We recommend a short-written agreement between the employer and employee, so the payroll administration can register the changes. A confirmation by email is also sufficient.
4 When can the 5th week of holiday be paid out?
If the employee was only able to take 20 days of holiday and no agreement was made to transfer the remaining holiday, the employee is entitled to payment for the 5th week of holiday.
Employers must pay the employee for holiday that exceeds 20 days and that has not been taken or transferred to the following year, no later than March 31, 2024.
Payment to the employee may also be made during the period from September 1 to December 31, 2023, if the employer and employee agree.
5 Can the employer impose the settlement of the remaining holiday until December 31, 2023?
If the employer wants the remaining holiday to be held and not transferred or paid out, the employer may order the holiday to be taken with one month’s notice. Holiday that is to be taken in December 2023 must therefore be announced to the employee no later than October 31, 2023.
We recommend that all employers review the employees’ holiday balances in October 2023 and decide during October, how the holiday balances should be handled. For companies with many employees, it is advisable to regulate such issues in the personnel handbook or a holiday policy.

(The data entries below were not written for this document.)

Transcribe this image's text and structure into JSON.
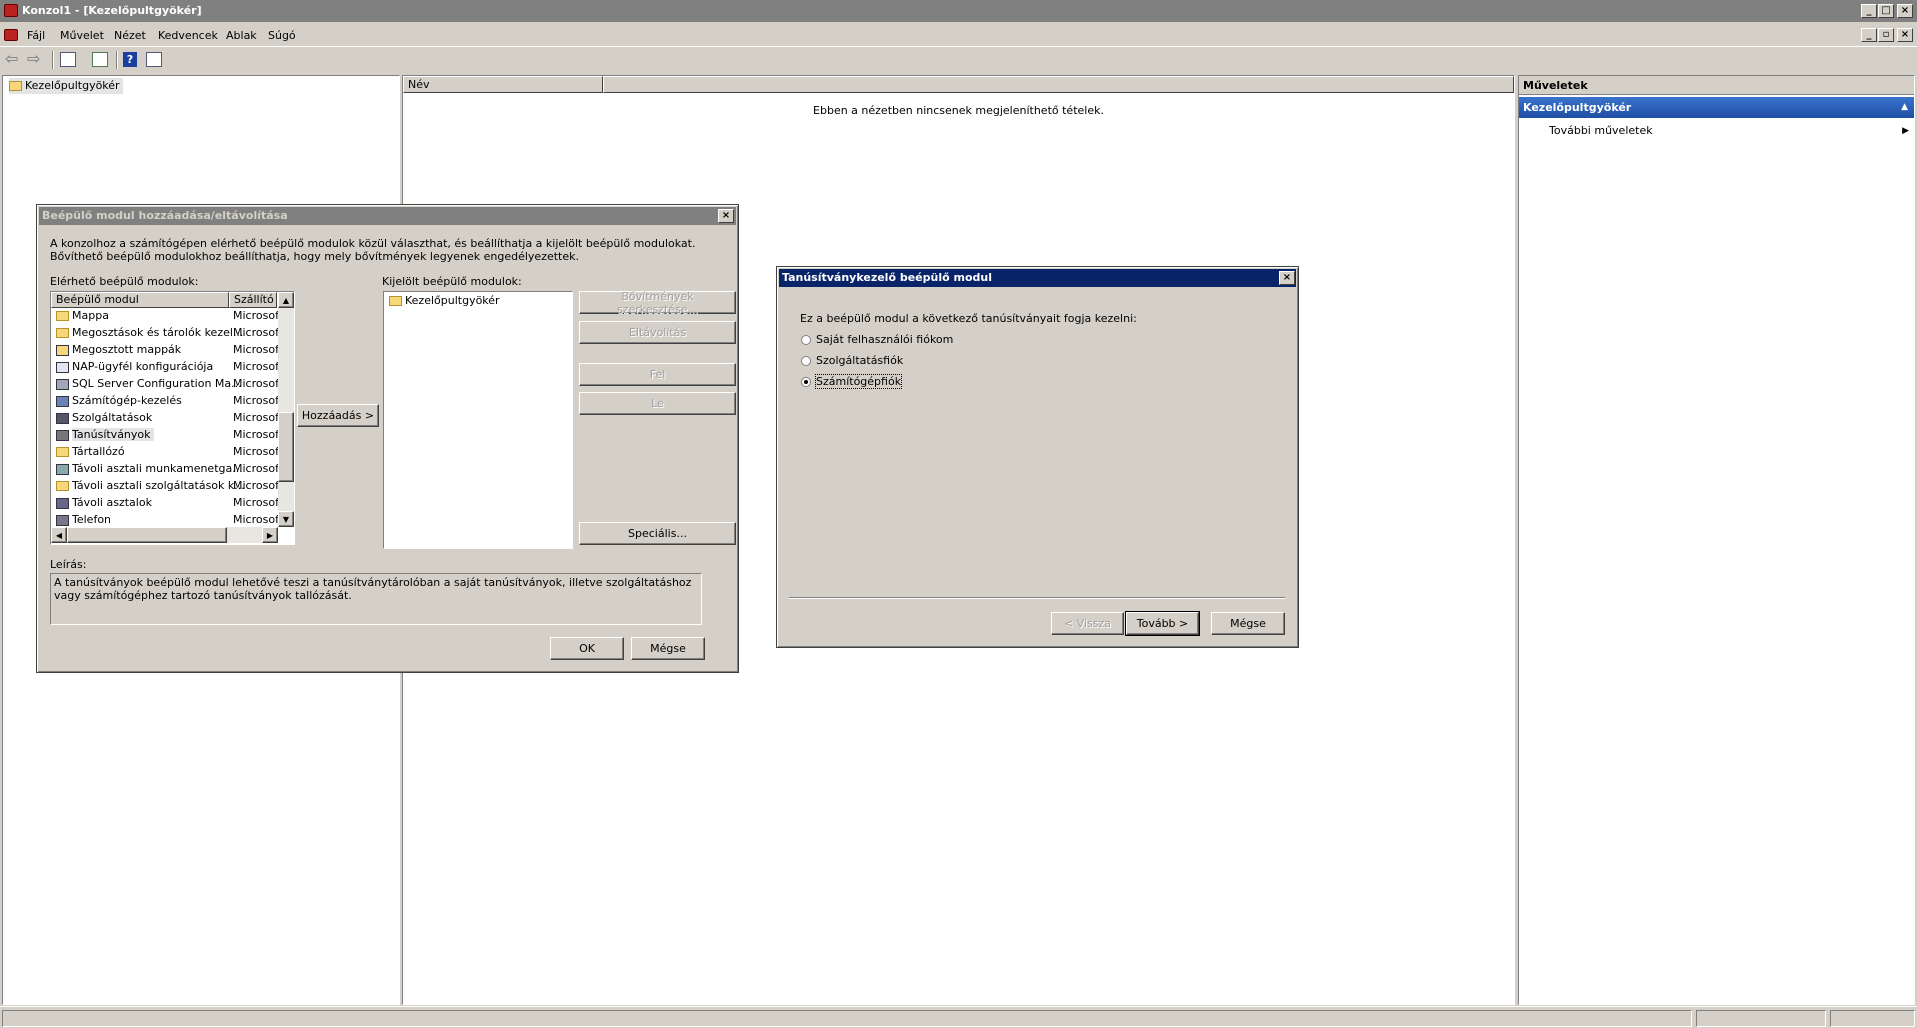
{
  "window": {
    "title": "Konzol1 - [Kezelőpultgyökér]",
    "min": "_",
    "max": "□",
    "close": "×"
  },
  "menu": {
    "items": [
      "Fájl",
      "Művelet",
      "Nézet",
      "Kedvencek",
      "Ablak",
      "Súgó"
    ]
  },
  "tree": {
    "root": "Kezelőpultgyökér"
  },
  "center": {
    "column_name": "Név",
    "empty_message": "Ebben a nézetben nincsenek megjeleníthető tételek."
  },
  "actions": {
    "header": "Műveletek",
    "section": "Kezelőpultgyökér",
    "item": "További műveletek"
  },
  "snapin_dialog": {
    "title": "Beépülő modul hozzáadása/eltávolítása",
    "intro": "A konzolhoz a számítógépen elérhető beépülő modulok közül választhat, és beállíthatja a kijelölt beépülő modulokat. Bővíthető beépülő modulokhoz beállíthatja, hogy mely bővítmények legyenek engedélyezettek.",
    "available_label": "Elérhető beépülő modulok:",
    "col_module": "Beépülő modul",
    "col_vendor": "Szállító",
    "modules": [
      {
        "name": "Mappa",
        "vendor": "Microsoft",
        "icon": "folder-icon"
      },
      {
        "name": "Megosztások és tárolók kezel...",
        "vendor": "Microsoft",
        "icon": "folder-icon"
      },
      {
        "name": "Megosztott mappák",
        "vendor": "Microsoft",
        "icon": "shared-folder-icon"
      },
      {
        "name": "NAP-ügyfél konfigurációja",
        "vendor": "Microsoft",
        "icon": "nap-icon"
      },
      {
        "name": "SQL Server Configuration Ma...",
        "vendor": "Microsoft",
        "icon": "sql-icon"
      },
      {
        "name": "Számítógép-kezelés",
        "vendor": "Microsoft",
        "icon": "computer-icon"
      },
      {
        "name": "Szolgáltatások",
        "vendor": "Microsoft",
        "icon": "services-icon"
      },
      {
        "name": "Tanúsítványok",
        "vendor": "Microsoft",
        "icon": "certificate-icon"
      },
      {
        "name": "Tártallózó",
        "vendor": "Microsoft",
        "icon": "folder-icon"
      },
      {
        "name": "Távoli asztali munkamenetga...",
        "vendor": "Microsoft",
        "icon": "rds-icon"
      },
      {
        "name": "Távoli asztali szolgáltatások k...",
        "vendor": "Microsoft",
        "icon": "folder-icon"
      },
      {
        "name": "Távoli asztalok",
        "vendor": "Microsoft",
        "icon": "remote-desktop-icon"
      },
      {
        "name": "Telefon",
        "vendor": "Microsoft",
        "icon": "phone-icon"
      }
    ],
    "add_button": "Hozzáadás >",
    "selected_label": "Kijelölt beépülő modulok:",
    "selected_items": [
      "Kezelőpultgyökér"
    ],
    "edit_ext_button": "Bővítmények szerkesztése...",
    "remove_button": "Eltávolítás",
    "up_button": "Fel",
    "down_button": "Le",
    "advanced_button": "Speciális...",
    "desc_label": "Leírás:",
    "description": "A tanúsítványok beépülő modul lehetővé teszi a tanúsítványtárolóban a saját tanúsítványok, illetve szolgáltatáshoz vagy számítógéphez tartozó tanúsítványok tallózását.",
    "ok_button": "OK",
    "cancel_button": "Mégse"
  },
  "cert_dialog": {
    "title": "Tanúsítványkezelő beépülő modul",
    "prompt": "Ez a beépülő modul a következő tanúsítványait fogja kezelni:",
    "options": [
      "Saját felhasználói fiókom",
      "Szolgáltatásfiók",
      "Számítógépfiók"
    ],
    "selected_option": "Számítógépfiók",
    "back_button": "< Vissza",
    "next_button": "Tovább >",
    "cancel_button": "Mégse"
  },
  "colors": {
    "active_title": "#0a246a",
    "inactive_title": "#808080",
    "actions_section": "#2b62b8"
  }
}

If you have questions about holiday or would you like to receive a form to arrange with your employee(s) to transfer remaining holiday into the following holiday settlement year, contact us!
Your labor law team